(Entries provided begins)
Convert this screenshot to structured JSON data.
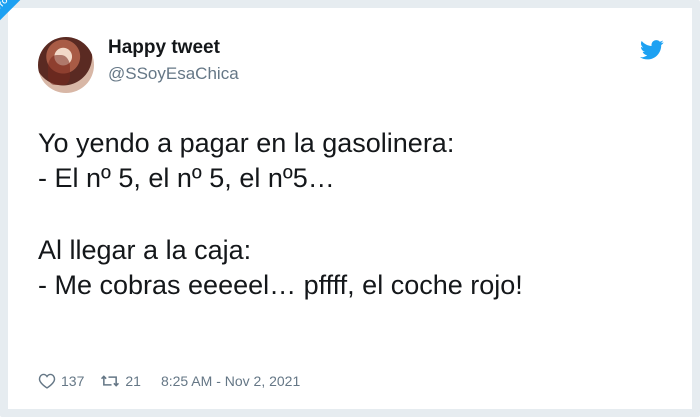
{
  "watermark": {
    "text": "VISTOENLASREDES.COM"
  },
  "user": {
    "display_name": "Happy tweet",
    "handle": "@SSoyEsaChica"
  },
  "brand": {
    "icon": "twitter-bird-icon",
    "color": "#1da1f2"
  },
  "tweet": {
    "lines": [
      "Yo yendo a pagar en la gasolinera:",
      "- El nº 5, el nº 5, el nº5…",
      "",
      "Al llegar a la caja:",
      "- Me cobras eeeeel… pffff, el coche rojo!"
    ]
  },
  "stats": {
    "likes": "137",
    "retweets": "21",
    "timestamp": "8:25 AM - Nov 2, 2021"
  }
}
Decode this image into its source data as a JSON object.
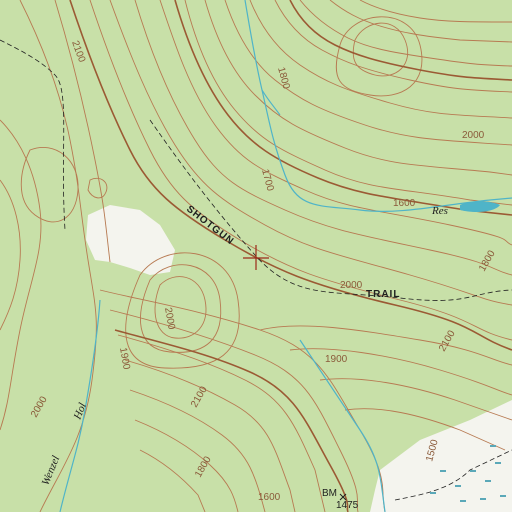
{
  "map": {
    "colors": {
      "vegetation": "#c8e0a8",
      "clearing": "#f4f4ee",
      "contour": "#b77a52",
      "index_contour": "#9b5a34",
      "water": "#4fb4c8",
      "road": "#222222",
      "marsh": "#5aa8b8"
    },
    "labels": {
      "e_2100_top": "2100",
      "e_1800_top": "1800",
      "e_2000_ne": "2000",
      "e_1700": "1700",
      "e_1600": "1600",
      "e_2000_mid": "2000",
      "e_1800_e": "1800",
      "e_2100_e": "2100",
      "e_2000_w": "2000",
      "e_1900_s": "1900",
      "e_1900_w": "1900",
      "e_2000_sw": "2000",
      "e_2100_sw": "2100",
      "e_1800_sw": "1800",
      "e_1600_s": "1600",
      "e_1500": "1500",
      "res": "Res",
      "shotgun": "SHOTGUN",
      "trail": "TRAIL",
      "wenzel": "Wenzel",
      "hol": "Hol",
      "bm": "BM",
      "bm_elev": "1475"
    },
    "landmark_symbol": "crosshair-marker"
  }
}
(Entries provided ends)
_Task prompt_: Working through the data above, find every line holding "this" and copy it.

_Result_:
Convert this screenshot to structured JSON data.
Decode this image into its source data as a JSON object.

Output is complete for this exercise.